Specialized practitioners are at an even higher premium as their services are in high enough demand that insurance paneling to become in-network is not required to have a full practice. Unfortunately, this creates a situation where individuals who require specialized treatment have difficulty finding an in-network provider in a timely manner. While this can be a difficult barrier to overcome, I often give clients the advice to find providers who offer a sliding scale or are willing to do a single case agreement with an insurance company.
Sliding Scale: Finding a treatment provider who is willing to charge less to clients who have financial limitations.
Single Case Agreement: Many insurances will allow for a provider who is not in-network to bill directly to them if the providers can justify the need for their specialized treatment modality.
Advocating for Parity Rights
While federal laws are in place, there continue to be challenges in monitoring insurance agencies’ compliance. As an insurance holder, it is important that you are aware of your rights, so that you are able to take appropriate steps when you believe they are being violated. An advised first step is to file an appeal with the health plan’s clinical or administrative appeals system. When filing an appeal, naming the concern as a parity law compliance issue, the health plan will be required to provide additional disclosure of information, supporting documents, and the plan’s parity compliance review process.
The Kennedy Forum is a non-profit organization set up by Congressman Patrick J. Kennedy in 2013 to assist members in the process of advocating for parity. Their website allows you to gain informational resources, submit complaints, and have additional support in the appeals process.Additionally, if you believe your insurance is taking actions that do not comply with federal parity laws, you can go to the U.S. Department of Health and Human Service’s Mental Health and Substance Use Disorder Insurance help site and report your concern.
- The Mental Health Parity and Addiction Equity Act (MHPAEA) | CMS. (n.d.). https://www.cms.gov/cciio/programs-and-initiatives/other-insurance-protections/mhpaea_factsheet
- Mental Health Parity Toolkit. (n.d.). https://www.healthlawadvocates.org/get-legal-help/resources/document/HLA-MentalHealthParityToolkit_6_pub-3.15.17.pdf (accessed July 9, 2023).

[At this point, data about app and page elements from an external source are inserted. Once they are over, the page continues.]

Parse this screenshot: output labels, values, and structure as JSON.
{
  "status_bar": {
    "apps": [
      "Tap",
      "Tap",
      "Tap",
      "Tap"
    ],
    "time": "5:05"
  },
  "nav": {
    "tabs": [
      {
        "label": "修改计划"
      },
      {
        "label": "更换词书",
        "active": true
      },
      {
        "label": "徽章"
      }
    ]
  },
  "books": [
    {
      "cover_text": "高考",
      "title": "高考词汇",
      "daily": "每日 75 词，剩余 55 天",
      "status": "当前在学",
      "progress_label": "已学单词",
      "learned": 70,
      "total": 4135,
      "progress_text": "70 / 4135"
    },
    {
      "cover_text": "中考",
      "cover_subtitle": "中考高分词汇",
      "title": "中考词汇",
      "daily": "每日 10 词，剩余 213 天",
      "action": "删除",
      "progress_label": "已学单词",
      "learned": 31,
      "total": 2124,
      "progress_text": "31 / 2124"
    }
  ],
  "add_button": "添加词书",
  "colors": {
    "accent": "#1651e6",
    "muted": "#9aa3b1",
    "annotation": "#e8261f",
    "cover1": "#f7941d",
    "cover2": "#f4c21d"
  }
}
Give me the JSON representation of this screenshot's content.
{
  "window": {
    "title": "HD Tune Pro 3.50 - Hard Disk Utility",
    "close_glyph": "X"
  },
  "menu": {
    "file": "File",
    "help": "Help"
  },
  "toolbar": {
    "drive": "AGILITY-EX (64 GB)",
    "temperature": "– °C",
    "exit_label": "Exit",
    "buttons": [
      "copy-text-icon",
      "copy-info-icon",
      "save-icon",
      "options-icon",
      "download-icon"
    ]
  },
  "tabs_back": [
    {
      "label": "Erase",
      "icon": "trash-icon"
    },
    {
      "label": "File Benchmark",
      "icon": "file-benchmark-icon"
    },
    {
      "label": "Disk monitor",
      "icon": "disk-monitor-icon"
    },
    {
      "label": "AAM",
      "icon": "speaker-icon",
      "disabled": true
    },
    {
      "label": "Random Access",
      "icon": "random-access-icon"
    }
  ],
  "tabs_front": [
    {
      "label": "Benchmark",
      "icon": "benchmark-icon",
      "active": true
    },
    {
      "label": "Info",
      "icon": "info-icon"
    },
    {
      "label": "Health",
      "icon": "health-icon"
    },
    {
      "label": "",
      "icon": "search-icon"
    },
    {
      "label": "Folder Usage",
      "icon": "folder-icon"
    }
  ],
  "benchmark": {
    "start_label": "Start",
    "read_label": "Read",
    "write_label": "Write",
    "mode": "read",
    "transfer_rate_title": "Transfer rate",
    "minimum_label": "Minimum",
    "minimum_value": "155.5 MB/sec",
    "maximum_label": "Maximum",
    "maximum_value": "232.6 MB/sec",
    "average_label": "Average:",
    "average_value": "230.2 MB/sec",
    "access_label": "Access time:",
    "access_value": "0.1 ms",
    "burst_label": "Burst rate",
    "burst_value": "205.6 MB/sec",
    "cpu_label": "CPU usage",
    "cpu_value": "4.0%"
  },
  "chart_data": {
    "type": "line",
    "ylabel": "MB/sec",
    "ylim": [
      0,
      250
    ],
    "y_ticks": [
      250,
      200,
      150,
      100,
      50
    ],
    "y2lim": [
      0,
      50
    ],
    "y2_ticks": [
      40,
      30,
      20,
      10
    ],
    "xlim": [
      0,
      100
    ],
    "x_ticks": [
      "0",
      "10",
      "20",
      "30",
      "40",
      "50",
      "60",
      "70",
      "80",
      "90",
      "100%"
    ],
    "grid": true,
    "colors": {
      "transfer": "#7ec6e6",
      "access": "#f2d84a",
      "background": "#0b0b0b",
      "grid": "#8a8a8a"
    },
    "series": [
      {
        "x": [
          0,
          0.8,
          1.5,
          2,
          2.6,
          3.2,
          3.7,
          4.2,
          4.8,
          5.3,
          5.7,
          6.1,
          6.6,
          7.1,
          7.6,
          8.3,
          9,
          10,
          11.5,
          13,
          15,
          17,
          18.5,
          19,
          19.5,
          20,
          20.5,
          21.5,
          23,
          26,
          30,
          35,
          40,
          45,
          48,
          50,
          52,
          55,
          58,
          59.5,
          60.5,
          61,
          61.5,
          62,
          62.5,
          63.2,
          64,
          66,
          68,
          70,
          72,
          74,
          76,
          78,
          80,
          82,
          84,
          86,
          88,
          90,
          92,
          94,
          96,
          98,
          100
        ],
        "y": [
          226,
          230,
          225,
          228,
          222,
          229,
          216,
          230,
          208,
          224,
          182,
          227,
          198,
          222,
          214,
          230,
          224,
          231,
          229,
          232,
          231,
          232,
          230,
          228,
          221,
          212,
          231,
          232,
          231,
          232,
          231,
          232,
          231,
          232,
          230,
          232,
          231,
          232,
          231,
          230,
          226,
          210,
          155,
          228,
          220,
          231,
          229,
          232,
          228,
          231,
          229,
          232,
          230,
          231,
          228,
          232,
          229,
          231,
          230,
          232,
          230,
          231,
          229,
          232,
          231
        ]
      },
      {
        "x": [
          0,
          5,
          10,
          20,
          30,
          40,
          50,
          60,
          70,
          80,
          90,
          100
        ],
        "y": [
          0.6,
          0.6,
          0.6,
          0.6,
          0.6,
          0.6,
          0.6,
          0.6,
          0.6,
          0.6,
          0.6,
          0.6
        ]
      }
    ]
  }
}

- Filing an appeal based on a parity violation, ParityTrack. (2020). https://www.paritytrack.org/issue-briefs/filing-an-appeal-based-on-a-parity-violation/ (accessed July 9, 2023).
- Appeal Resources and Complaint Registry, Parity Registry. (n.d.). https://www.parityregistry.org/ (accessed July 9, 2023).